The City of Virginia Beach has adopted a Complete Streets Policy, which originated from a U.S. Environmental Protection Agency grant administered by Smart Growth America. The grant funded a two-day Complete Streets workshop with the various city, state, and regional stakeholders and the public. This workshop provided the impetus for a City staff committee to develop the policy.

Purpose of a Complete Street Policy

The purpose of the Complete Streets Policy is to improve the Virginia Beach transportation system by providing safe, attractive travel for all users through a system of connected transportation choices designed in harmony with adjacent land uses. This policy will ensure that all users of roadways are considered with the design and construction of new roadways.

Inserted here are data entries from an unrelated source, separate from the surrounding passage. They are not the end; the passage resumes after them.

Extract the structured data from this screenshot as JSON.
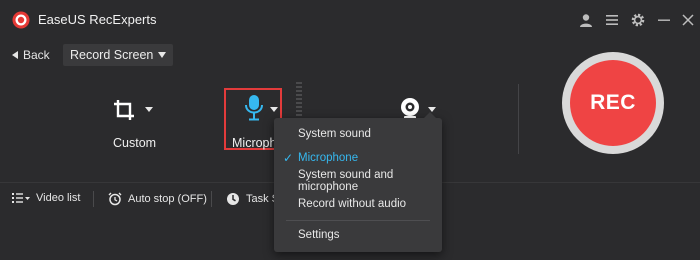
{
  "app": {
    "title": "EaseUS RecExperts",
    "logo_icon": "easeus-record-logo-icon",
    "accent_color": "#ef4444",
    "highlight_color": "#36b8ef"
  },
  "titlebar": {
    "icons": [
      "user-icon",
      "menu-icon",
      "gear-icon",
      "minimize-icon",
      "close-icon"
    ]
  },
  "header": {
    "back_label": "Back",
    "mode_select": "Record Screen"
  },
  "tools": {
    "region": {
      "label": "Custom",
      "icon": "crop-icon"
    },
    "audio": {
      "label": "Microphone",
      "icon": "microphone-icon"
    },
    "webcam": {
      "icon": "webcam-icon"
    }
  },
  "record_button": {
    "label": "REC"
  },
  "bottombar": {
    "video_list": "Video list",
    "auto_stop": "Auto stop (OFF)",
    "task_scheduler": "Task S"
  },
  "audio_menu": {
    "items": [
      {
        "label": "System sound",
        "selected": false
      },
      {
        "label": "Microphone",
        "selected": true
      },
      {
        "label": "System sound and microphone",
        "selected": false
      },
      {
        "label": "Record without audio",
        "selected": false
      }
    ],
    "settings_label": "Settings",
    "check_glyph": "✓"
  }
}
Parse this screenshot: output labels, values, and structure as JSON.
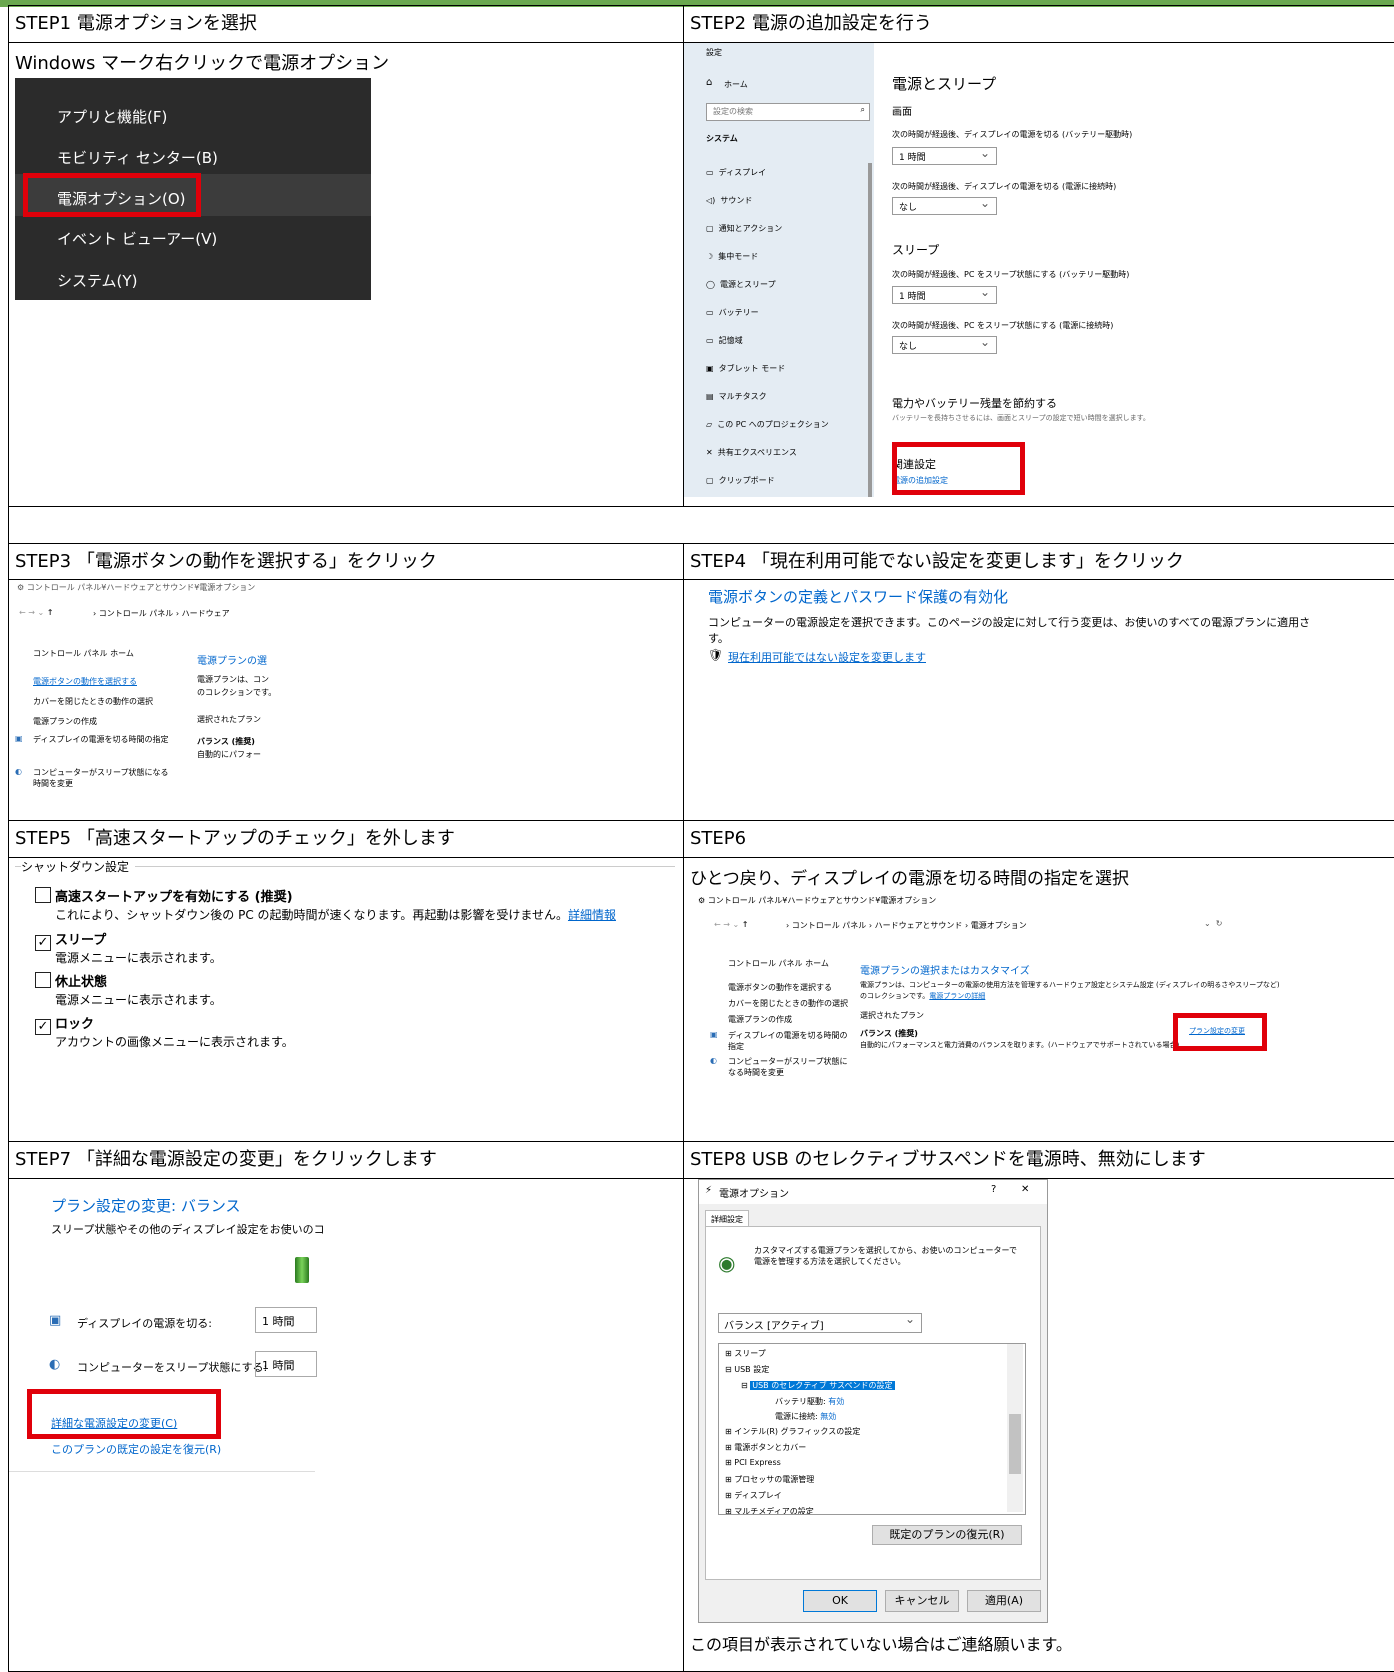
{
  "steps": {
    "s1": {
      "title": "STEP1 電源オプションを選択",
      "caption": "Windows マーク右クリックで電源オプション",
      "menu": [
        "アプリと機能(F)",
        "モビリティ センター(B)",
        "電源オプション(O)",
        "イベント ビューアー(V)",
        "システム(Y)"
      ]
    },
    "s2": {
      "title": "STEP2 電源の追加設定を行う",
      "app_title": "設定",
      "home": "ホーム",
      "search_placeholder": "設定の検索",
      "section": "システム",
      "nav": [
        "ディスプレイ",
        "サウンド",
        "通知とアクション",
        "集中モード",
        "電源とスリープ",
        "バッテリー",
        "記憶域",
        "タブレット モード",
        "マルチタスク",
        "この PC へのプロジェクション",
        "共有エクスペリエンス",
        "クリップボード"
      ],
      "heading": "電源とスリープ",
      "screen": "画面",
      "screen_batt": "次の時間が経過後、ディスプレイの電源を切る (バッテリー駆動時)",
      "screen_batt_val": "1 時間",
      "screen_ac": "次の時間が経過後、ディスプレイの電源を切る (電源に接続時)",
      "screen_ac_val": "なし",
      "sleep": "スリープ",
      "sleep_batt": "次の時間が経過後、PC をスリープ状態にする (バッテリー駆動時)",
      "sleep_batt_val": "1 時間",
      "sleep_ac": "次の時間が経過後、PC をスリープ状態にする (電源に接続時)",
      "sleep_ac_val": "なし",
      "save_title": "電力やバッテリー残量を節約する",
      "save_desc": "バッテリーを長持ちさせるには、画面とスリープの設定で短い時間を選択します。",
      "related": "関連設定",
      "related_link": "電源の追加設定"
    },
    "s3": {
      "title": "STEP3 「電源ボタンの動作を選択する」をクリック",
      "path": "コントロール パネル¥ハードウェアとサウンド¥電源オプション",
      "crumb": "› コントロール パネル › ハードウェア",
      "home": "コントロール パネル ホーム",
      "links": [
        "電源ボタンの動作を選択する",
        "カバーを閉じたときの動作の選択",
        "電源プランの作成",
        "ディスプレイの電源を切る時間の指定",
        "コンピューターがスリープ状態になる時間を変更"
      ],
      "plan_head": "電源プランの選",
      "plan_desc1": "電源プランは、コン",
      "plan_desc2": "のコレクションです。",
      "selected": "選択されたプラン",
      "plan": "バランス (推奨)",
      "plan_sub": "自動的にパフォー"
    },
    "s4": {
      "title": "STEP4 「現在利用可能でない設定を変更します」をクリック",
      "heading": "電源ボタンの定義とパスワード保護の有効化",
      "desc": "コンピューターの電源設定を選択できます。このページの設定に対して行う変更は、お使いのすべての電源プランに適用さ",
      "desc2": "す。",
      "link": "現在利用可能ではない設定を変更します"
    },
    "s5": {
      "title": "STEP5 「高速スタートアップのチェック」を外します",
      "group": "シャットダウン設定",
      "items": [
        {
          "label": "高速スタートアップを有効にする (推奨)",
          "desc": "これにより、シャットダウン後の PC の起動時間が速くなります。再起動は影響を受けません。",
          "link": "詳細情報",
          "mark": ""
        },
        {
          "label": "スリープ",
          "desc": "電源メニューに表示されます。",
          "mark": "✓"
        },
        {
          "label": "休止状態",
          "desc": "電源メニューに表示されます。",
          "mark": ""
        },
        {
          "label": "ロック",
          "desc": "アカウントの画像メニューに表示されます。",
          "mark": "✓"
        }
      ]
    },
    "s6": {
      "title": "STEP6",
      "caption": "ひとつ戻り、ディスプレイの電源を切る時間の指定を選択",
      "path": "コントロール パネル¥ハードウェアとサウンド¥電源オプション",
      "crumb": "› コントロール パネル › ハードウェアとサウンド › 電源オプション",
      "home": "コントロール パネル ホーム",
      "links": [
        "電源ボタンの動作を選択する",
        "カバーを閉じたときの動作の選択",
        "電源プランの作成",
        "ディスプレイの電源を切る時間の指定",
        "コンピューターがスリープ状態になる時間を変更"
      ],
      "plan_head": "電源プランの選択またはカスタマイズ",
      "plan_desc": "電源プランは、コンピューターの電源の使用方法を管理するハードウェア設定とシステム設定 (ディスプレイの明るさやスリープなど)",
      "plan_desc2": "のコレクションです。",
      "plan_more": "電源プランの詳細",
      "selected": "選択されたプラン",
      "plan": "バランス (推奨)",
      "plan_sub": "自動的にパフォーマンスと電力消費のバランスを取ります。(ハードウェアでサポートされている場合)",
      "change": "プラン設定の変更"
    },
    "s7": {
      "title": "STEP7 「詳細な電源設定の変更」をクリックします",
      "heading": "プラン設定の変更: バランス",
      "desc": "スリープ状態やその他のディスプレイ設定をお使いのコ",
      "display_label": "ディスプレイの電源を切る:",
      "display_val": "1 時間",
      "sleep_label": "コンピューターをスリープ状態にする:",
      "sleep_val": "1 時間",
      "adv_link": "詳細な電源設定の変更(C)",
      "restore_link": "このプランの既定の設定を復元(R)"
    },
    "s8": {
      "title": "STEP8 USB のセレクティブサスペンドを電源時、無効にします",
      "dlg_title": "電源オプション",
      "help": "?",
      "close": "✕",
      "tab": "詳細設定",
      "intro": "カスタマイズする電源プランを選択してから、お使いのコンピューターで電源を管理する方法を選択してください。",
      "plan": "バランス [アクティブ]",
      "tree": [
        {
          "t": "スリープ",
          "lvl": 0,
          "s": "⊞"
        },
        {
          "t": "USB 設定",
          "lvl": 0,
          "s": "⊟"
        },
        {
          "t": "USB のセレクティブ サスペンドの設定",
          "lvl": 1,
          "s": "⊟",
          "sel": true
        },
        {
          "t": "バッテリ駆動:",
          "v": "有効",
          "lvl": 2,
          "s": ""
        },
        {
          "t": "電源に接続:",
          "v": "無効",
          "lvl": 2,
          "s": ""
        },
        {
          "t": "インテル(R) グラフィックスの設定",
          "lvl": 0,
          "s": "⊞"
        },
        {
          "t": "電源ボタンとカバー",
          "lvl": 0,
          "s": "⊞"
        },
        {
          "t": "PCI Express",
          "lvl": 0,
          "s": "⊞"
        },
        {
          "t": "プロセッサの電源管理",
          "lvl": 0,
          "s": "⊞"
        },
        {
          "t": "ディスプレイ",
          "lvl": 0,
          "s": "⊞"
        },
        {
          "t": "マルチメディアの設定",
          "lvl": 0,
          "s": "⊞"
        }
      ],
      "restore": "既定のプランの復元(R)",
      "ok": "OK",
      "cancel": "キャンセル",
      "apply": "適用(A)",
      "note": "この項目が表示されていない場合はご連絡願います。"
    }
  }
}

What is a Complete Street?

The Smart Growth American National Complete Streets Coalition defines complete streets as follows: "Complete Streets are streets for everyone. They are designed and operated to enable safe access for all users, including pedestrians, bicyclists, motorists and transit riders of all ages and abilities. Complete Streets make it easy to cross the street, walk to shops, and bicycle to work. They allow buses to run on time and make it safe for people to walk to and from train stations."

Drafting a Complete Streets Policy

The Virginia Beach Comprehensive Plan, adopted by City Council in 2009, calls for the creation of a definition and applicability of a citywide "Complete Streets" policy. The City of Virginia Beach Strategic Growth Areas Department received a grant by Smart Growth America to hold a complete streets workshop. This well attended and successful workshop was held in April 2013. Shortly following this workshop, the City of Virginia Beach established a staff committee to meet on a monthly basis to develop a complete streets policy. This committee began meeting in May 2013 and completed its work in October 2014. 

Goals of the City’s adopted Complete Street Policy

    • Consider all users in all aspects of the project development process for surface transportation.
    • Match and balance roadway functions with user needs, both at the roadway segment level and as part of the larger transportation networks.
    • Develop the public rights of way in harmony with the adjacent land uses.
    • Develop an attractive and sustainable transportation system.
    • Promote public health by supporting healthy lifestyle choices and improved air quality.
    • Promote safety and accident reduction.
    • Increase the economic value of business districts and neighborhoods.

Design Standards and Guidelines for Complete Streets 

Designers may consider flexibility in design to the fullest extent allowed by law and regulation. The following standards and guidelines will be used as applicable:

    • Policy on Geometric Design of Highways and Streets (the “Green Book”, AASHTO)
    • Guide for the Planning, Designing and Operating of Pedestrian Facilities (AASHTO)
    • Guide for the Development of Bicycle Facilities (AASHTO)
    • Roadside Development Guide (AASHTO)
    • Manual on Uniform Traffic Control Devices (“MUTCD”, FHWA)
    • Public Right-of-Way Accessibility Guidelines (US Access Board) 
    • ADA Standards for Accessible Design (US Access Board)
    • Virginia Supplement to the MUTCD (VDOT)
    • Road Design Manual (VDOT)
    • Road & Bridge Standards (VDOT) 
    • Structure & Bridge Manual (VDOT)
    • Multimodal System Design Guidelines (VDRPT)
    • Public Works Design Standards Manual